[Element data from apps and pages]
"""
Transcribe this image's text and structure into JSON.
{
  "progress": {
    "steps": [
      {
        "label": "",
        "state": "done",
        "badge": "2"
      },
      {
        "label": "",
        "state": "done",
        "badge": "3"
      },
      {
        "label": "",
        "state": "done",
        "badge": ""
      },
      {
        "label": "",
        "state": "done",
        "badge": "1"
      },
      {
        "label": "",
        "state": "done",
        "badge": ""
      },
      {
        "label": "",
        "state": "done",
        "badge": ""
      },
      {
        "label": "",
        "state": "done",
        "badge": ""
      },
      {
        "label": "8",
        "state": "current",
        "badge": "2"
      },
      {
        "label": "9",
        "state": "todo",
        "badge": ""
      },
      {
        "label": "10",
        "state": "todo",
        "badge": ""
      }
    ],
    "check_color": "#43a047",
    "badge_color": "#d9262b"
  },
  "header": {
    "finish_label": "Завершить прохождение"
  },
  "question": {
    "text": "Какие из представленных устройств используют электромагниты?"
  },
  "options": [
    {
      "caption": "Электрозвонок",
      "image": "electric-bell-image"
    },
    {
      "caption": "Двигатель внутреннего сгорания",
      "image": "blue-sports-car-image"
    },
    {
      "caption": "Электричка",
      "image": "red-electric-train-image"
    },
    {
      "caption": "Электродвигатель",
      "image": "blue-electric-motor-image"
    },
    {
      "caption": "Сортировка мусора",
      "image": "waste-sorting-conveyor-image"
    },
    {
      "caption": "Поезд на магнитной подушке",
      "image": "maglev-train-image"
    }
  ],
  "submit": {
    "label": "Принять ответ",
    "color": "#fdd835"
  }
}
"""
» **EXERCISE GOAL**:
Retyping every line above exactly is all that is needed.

» **SOLVED EXERCISE**:
Transcribe this image's text and structure into JSON.
{
  "progress": {
    "steps": [
      {
        "label": "",
        "state": "done",
        "badge": "2"
      },
      {
        "label": "",
        "state": "done",
        "badge": "3"
      },
      {
        "label": "",
        "state": "done",
        "badge": ""
      },
      {
        "label": "",
        "state": "done",
        "badge": "1"
      },
      {
        "label": "",
        "state": "done",
        "badge": ""
      },
      {
        "label": "",
        "state": "done",
        "badge": ""
      },
      {
        "label": "",
        "state": "done",
        "badge": ""
      },
      {
        "label": "8",
        "state": "current",
        "badge": "2"
      },
      {
        "label": "9",
        "state": "todo",
        "badge": ""
      },
      {
        "label": "10",
        "state": "todo",
        "badge": ""
      }
    ],
    "check_color": "#43a047",
    "badge_color": "#d9262b"
  },
  "header": {
    "finish_label": "Завершить прохождение"
  },
  "question": {
    "text": "Какие из представленных устройств используют электромагниты?"
  },
  "options": [
    {
      "caption": "Электрозвонок",
      "image": "electric-bell-image"
    },
    {
      "caption": "Двигатель внутреннего сгорания",
      "image": "blue-sports-car-image"
    },
    {
      "caption": "Электричка",
      "image": "red-electric-train-image"
    },
    {
      "caption": "Электродвигатель",
      "image": "blue-electric-motor-image"
    },
    {
      "caption": "Сортировка мусора",
      "image": "waste-sorting-conveyor-image"
    },
    {
      "caption": "Поезд на магнитной подушке",
      "image": "maglev-train-image"
    }
  ],
  "submit": {
    "label": "Принять ответ",
    "color": "#fdd835"
  }
}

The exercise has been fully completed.